When the Adam and Eve yielded to Satan and surrendered their God-given authority over the earth and animal kingdom (Gen 3), Satan became “the god of this world” (2 Cor. 4:4), the “ruler of the world” (Jn. 12:32; 14:31) and the “principality and power of the air” (Eph. 2:2) who “has power over the whole world” (1 Jn. 5:19).
Satan is first and foremost a judger. Throughout the Bible we find him bringing judgments against God and humans (The book of Job makes this most clear.) For good reason the Bible labels him “the Accuser” (Rev. 12:10). Not surprisingly, when Adam and Eve opened up their lives to this, they first accepted Satan’s accusation that God is a petty deity who is threatened by their access to the forbidden tree. Once they act on this false picture of God by violating the prohibition, they then judge God to be unmerciful as they hide from him in fear (Gen. 3:8).
When questioned by God, Adam blamed God as well as Eve for his misdeed. “The woman you put here with me – she gave me some fruit from the tree, and I ate it” (Gen. 3:12, emphasis added). Eve in turn also refused to own up to her sin and instead placed all the blame on the serpent (Gen. 3:12).

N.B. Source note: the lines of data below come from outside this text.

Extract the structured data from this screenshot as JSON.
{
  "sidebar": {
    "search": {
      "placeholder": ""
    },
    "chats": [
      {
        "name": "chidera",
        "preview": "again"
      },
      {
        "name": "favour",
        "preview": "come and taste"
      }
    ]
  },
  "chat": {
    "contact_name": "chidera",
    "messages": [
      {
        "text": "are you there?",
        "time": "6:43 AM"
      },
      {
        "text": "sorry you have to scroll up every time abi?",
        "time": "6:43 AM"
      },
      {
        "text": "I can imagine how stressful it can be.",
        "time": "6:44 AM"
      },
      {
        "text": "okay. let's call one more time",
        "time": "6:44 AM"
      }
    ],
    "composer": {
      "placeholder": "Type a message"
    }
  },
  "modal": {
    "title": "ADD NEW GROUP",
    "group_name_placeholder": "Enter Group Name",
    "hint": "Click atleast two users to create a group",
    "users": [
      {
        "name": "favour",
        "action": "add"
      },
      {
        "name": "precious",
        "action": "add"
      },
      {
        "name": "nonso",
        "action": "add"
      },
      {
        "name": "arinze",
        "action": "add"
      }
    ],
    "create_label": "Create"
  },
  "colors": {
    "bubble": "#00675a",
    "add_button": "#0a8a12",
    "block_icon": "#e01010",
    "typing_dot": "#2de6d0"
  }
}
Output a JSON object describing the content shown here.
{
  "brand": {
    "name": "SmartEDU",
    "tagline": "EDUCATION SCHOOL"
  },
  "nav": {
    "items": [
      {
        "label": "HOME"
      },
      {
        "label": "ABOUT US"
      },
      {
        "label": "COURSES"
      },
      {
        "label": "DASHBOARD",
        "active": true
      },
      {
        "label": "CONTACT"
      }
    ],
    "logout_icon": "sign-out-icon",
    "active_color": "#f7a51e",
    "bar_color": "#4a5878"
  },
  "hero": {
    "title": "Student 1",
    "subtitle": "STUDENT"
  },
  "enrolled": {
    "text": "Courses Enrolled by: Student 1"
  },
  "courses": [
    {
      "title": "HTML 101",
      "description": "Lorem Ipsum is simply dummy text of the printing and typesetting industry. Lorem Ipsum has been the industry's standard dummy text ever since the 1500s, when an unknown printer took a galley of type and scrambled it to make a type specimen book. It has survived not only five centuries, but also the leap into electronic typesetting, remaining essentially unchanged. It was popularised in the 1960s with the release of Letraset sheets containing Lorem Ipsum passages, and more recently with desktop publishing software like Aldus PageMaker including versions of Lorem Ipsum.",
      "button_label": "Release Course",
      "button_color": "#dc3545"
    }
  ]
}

Though the couple was created to bear God’s image, the Accuser succeeded in getting them to take on something of his image, reflecting his ugly, accusatory character. The couple and all their descendants had become a rebel race of accusers, co-opted into the rebellion of the Powers against the Creator.
Instead of receiving and reflecting God’s life and love toward on another, we now tend to view others through the eyes of our hungry soul and our assumed “knowledge of good and evil.” In our rebellious condition, we tend to “love” those who contribute in some way to our idolatrous sense of fullness of Life—the “good” people—and we tend to despise those we judge to be detracting from our idolatrous sense of fullness of Life—the “bad” people. We judge some as worth loving and others worth hating when we’re under the influence of the Accuser and our stolen “knowledge of good and evil.”
As a result, the human community has become fragmented and filled with violence. The history of humanity has largely been a history of horrific brutality.
Our inability to refrain from violence, despite our remarkable intelligence in some areas and despite our best intentions to avoid it, is arguably the single greatest sign of our subjection to the one whom Jesus says “was a murderer from the beginning” (Jn. 8:44). When people are subjected to the Accuser and filled with judgments, violence is never far away.
The biblical record bears witness to our violent tendencies as a race of accusers. No sooner had the first couple been expelled from the Garden than their first child murdered their second, judging that Abel was in competition with him for God’s approval (Gen 4). As violence always does, this first act of violence set off a chain reaction of violence, to the point that Lamech, a descendent of Cain, boasted that his thirst for vengeance was ten times great than what God had threatened (vs. 24)!
Violence under the reign of the Accuser continued to escalate to the point that, within a couple millennia the world had become so “full of violence” the Lord had to stoop still further and start the whole creation project over again by sending a flood (Gen 6). Had he not done this, all indications are that God’s plan for the human race would have been hopelessly derailed. It was God’s only hope of rescuing the human race from irreversible destruction.
Yet, as drastic as it was, this measure did not put an end to the reign of the destructive Powers. Nor did it reform our fallen accusatory nature. Consequently, sin and violence began to encroach back into the world soon after the flood. Indeed, the rest of the biblical narrative and the whole of human history is one, long, tragic testimony to the truth that, so long as we’re separated from God, we can’t help but separate ourselves from one another. Until we are free from our bondage to the Accuser, we simply can’t stop accusing, which invariably results in some people judging that their enemies don’t deserve to live.